Māori family life was disrupted by the New Zealand wars, land confiscation and exposure to communicable diseases. Family members were also separated when men had to travel away from home for casual and seasonal work essential for their families’ survival. Infant and child mortality increased and the population dropped alarmingly. In the 1890s, half of all Māori baby girls died before seven years of age and only 42% reached adulthood. However, better health services contributed to improvements in child and infant mortality in the early 20th century.
Māori had a well-defined system of marriage and family relationships, typically involving marriage for women at a young age. However over time they became subject to colonial laws. From 1911 it became compulsory for Māori to formally register their marriages. Attempts were also made through schools to impose European models of family life and domestic management on Māori.
Rates of marriage
The proportion of Pākehā men marrying increased as girls born in New Zealand reached marriageable age. Women married later and the number of single women between 15 and 25 rose rapidly. The small number of single women who became pregnant outside marriage usually married before the birth.
By the early 20th century the birth rate for Pākehā women had dropped to 3.5 per woman because women married later and were more likely to remain single. Single women found work as dairy maids, domestic workers, clerks, shop assistants, teachers, nurses, textile and clothing workers and in food processing. Women in urban areas had fewer children, while families were larger in more remote areas, particularly in Māori communities.

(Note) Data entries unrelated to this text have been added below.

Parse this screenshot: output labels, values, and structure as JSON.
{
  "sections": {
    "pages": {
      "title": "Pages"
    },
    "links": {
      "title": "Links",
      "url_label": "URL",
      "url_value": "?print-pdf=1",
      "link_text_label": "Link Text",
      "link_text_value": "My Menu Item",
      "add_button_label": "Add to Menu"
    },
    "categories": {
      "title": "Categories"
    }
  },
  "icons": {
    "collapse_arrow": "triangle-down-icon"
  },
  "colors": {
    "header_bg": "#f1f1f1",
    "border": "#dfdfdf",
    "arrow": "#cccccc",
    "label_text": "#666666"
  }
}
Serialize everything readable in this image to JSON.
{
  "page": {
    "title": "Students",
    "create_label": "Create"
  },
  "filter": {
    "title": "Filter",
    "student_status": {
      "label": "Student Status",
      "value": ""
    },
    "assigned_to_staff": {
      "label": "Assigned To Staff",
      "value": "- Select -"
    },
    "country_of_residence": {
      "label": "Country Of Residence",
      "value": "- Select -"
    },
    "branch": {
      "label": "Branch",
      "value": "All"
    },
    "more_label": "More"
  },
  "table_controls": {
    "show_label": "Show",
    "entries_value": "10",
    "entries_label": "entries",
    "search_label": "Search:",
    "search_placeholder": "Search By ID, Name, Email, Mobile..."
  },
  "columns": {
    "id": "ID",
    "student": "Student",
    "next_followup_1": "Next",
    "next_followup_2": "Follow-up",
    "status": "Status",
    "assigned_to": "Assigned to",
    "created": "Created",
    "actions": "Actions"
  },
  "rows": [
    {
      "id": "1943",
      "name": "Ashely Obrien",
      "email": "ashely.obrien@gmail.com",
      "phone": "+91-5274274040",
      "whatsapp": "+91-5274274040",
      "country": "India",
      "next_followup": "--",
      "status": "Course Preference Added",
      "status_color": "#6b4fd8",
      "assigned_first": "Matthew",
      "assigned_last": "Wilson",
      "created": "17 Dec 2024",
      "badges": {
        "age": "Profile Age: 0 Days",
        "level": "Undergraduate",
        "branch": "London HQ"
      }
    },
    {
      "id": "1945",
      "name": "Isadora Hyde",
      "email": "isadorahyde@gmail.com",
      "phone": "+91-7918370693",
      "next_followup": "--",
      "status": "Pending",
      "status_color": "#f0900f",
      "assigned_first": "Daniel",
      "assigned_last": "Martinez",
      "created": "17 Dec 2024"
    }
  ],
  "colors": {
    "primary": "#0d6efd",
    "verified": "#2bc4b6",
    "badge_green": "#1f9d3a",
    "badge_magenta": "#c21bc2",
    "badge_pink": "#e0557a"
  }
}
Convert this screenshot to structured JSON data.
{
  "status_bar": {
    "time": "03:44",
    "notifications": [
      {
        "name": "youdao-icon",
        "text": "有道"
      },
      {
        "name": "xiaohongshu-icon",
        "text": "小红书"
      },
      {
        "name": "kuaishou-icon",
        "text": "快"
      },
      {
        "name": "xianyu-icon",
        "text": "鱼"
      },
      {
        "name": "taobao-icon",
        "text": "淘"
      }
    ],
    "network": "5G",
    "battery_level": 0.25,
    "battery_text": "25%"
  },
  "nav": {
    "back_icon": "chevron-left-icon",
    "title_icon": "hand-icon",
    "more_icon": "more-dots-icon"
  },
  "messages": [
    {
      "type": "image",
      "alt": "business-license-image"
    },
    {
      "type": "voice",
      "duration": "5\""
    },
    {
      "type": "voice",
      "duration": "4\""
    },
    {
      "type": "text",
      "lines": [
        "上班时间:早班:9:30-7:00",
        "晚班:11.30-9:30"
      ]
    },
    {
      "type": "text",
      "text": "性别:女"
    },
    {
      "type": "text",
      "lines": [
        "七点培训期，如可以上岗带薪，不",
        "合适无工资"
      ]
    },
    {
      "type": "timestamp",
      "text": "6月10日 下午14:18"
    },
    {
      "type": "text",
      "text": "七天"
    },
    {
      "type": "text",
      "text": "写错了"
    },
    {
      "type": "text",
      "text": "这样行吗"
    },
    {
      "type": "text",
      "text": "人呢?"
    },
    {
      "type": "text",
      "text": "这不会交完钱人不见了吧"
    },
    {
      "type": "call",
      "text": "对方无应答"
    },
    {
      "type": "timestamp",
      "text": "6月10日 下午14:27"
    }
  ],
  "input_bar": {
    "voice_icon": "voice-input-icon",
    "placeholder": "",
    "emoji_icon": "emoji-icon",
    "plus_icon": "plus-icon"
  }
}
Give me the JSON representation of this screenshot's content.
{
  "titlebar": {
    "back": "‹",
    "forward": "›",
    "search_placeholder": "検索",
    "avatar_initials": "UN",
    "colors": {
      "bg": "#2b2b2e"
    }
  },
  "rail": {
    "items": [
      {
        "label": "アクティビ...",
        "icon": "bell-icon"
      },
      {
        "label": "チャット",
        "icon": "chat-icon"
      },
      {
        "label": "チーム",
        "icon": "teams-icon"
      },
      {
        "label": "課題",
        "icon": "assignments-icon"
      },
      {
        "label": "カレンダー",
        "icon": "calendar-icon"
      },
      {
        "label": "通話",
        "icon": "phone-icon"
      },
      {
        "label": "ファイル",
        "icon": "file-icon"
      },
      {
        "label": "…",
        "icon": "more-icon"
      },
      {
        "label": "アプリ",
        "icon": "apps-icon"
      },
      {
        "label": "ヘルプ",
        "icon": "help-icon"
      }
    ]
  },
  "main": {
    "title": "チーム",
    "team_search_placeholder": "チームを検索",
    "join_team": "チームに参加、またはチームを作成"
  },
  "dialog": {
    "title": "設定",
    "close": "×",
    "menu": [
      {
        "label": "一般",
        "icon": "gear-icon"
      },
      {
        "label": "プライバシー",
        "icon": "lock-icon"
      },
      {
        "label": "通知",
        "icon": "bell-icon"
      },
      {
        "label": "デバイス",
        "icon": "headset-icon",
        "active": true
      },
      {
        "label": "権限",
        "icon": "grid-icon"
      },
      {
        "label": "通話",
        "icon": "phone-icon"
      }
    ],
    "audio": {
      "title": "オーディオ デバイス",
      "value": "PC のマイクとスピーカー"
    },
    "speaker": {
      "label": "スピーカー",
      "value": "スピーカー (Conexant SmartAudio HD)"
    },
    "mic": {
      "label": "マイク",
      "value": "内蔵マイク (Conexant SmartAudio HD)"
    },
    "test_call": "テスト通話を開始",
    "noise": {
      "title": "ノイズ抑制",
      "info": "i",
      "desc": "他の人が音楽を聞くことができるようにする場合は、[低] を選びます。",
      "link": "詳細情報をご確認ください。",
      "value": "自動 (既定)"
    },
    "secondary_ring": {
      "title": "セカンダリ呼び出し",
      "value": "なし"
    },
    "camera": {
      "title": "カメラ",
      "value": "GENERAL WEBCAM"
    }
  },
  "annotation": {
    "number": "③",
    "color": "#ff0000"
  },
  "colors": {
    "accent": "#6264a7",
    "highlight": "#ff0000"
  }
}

A declining birth rate
Dr Morton Anderson voiced his concerns about a declining birth rate in ‘the Britain of the South Seas’ to the New Zealand branch of the British Medical Association in 1906. He compared birth rates in the British Empire and Germany and argued that patriotism demanded that ‘natural increase should be high.’1
Limiting family size
Attempts to limit the number of children within marriage became more common from about 1900, but the available barrier methods of contraception were often ineffective. A number of groups were concerned about contraceptive use, including some women’s rights activists who were concerned about their use by men having extramarital sex.
While the number of births per woman dropped in the late 19th and early 20th centuries, most children still grew up in large families. In the 1911 census, two-thirds of Pākehā children with mothers in their 40s belonged to families with over six children, but 14% of married women of that age were childless. Among all menopausal women, including the never-married, 36% were childless. Most Pākehā households consisted of a married couple and their children, but sometimes included their parents, an adult sister or brother, or unmarried friends.
The cult of domesticity
In rural areas the labour of men, women and children was essential to economic farm operation, although men were most likely to own land and supervise the labour of other family members. Compulsory schooling to standard six (year eight), introduced under the Education Act 1877, was sometimes inconsistent with the use of children’s labour on family farms, especially dairy farms. Married women in towns were expected to specialise in childcare and domestic work and contribute less directly to household income.
Mothers were increasingly defined as men’s ‘helpmeet’ – the moral guardians of their households and the nation – and their domesticity idealised. This cult of domesticity gave many women a strong sense of purpose, but also limited the scope of their activities.
Being the eldest
Responsibilities didn’t always lie where you might expect. Mrs Pavlich remembered her mother taking charge after her grandfather died: ‘My mother being the eldest, they always seemed to turn to her for aid when they needed it. For a loan, money – she would always give it, always. But she was the first in the family and when her father died she took over. She was more like the head of the family than the mother was.’2
Men, women and work
Men were increasingly expected to be breadwinners and home was seen as a retreat from the world of paid work. While men exercised formal authority in the household, women supervised children and coordinated their work. Older children were often responsible for the care of other children. Young women often worked as milkmaids until milking machines made many redundant. Single women increasingly turned to work as domestic servants.
While many settlers embraced conventional family life, some prominent New Zealanders did not. Professor Alexander Bickerton of Canterbury College criticised marriage as an institution, advocated ‘free love’ and set up a ‘federative home’ (a communal living arrangement) on his estate at Wainoni in Christchurch.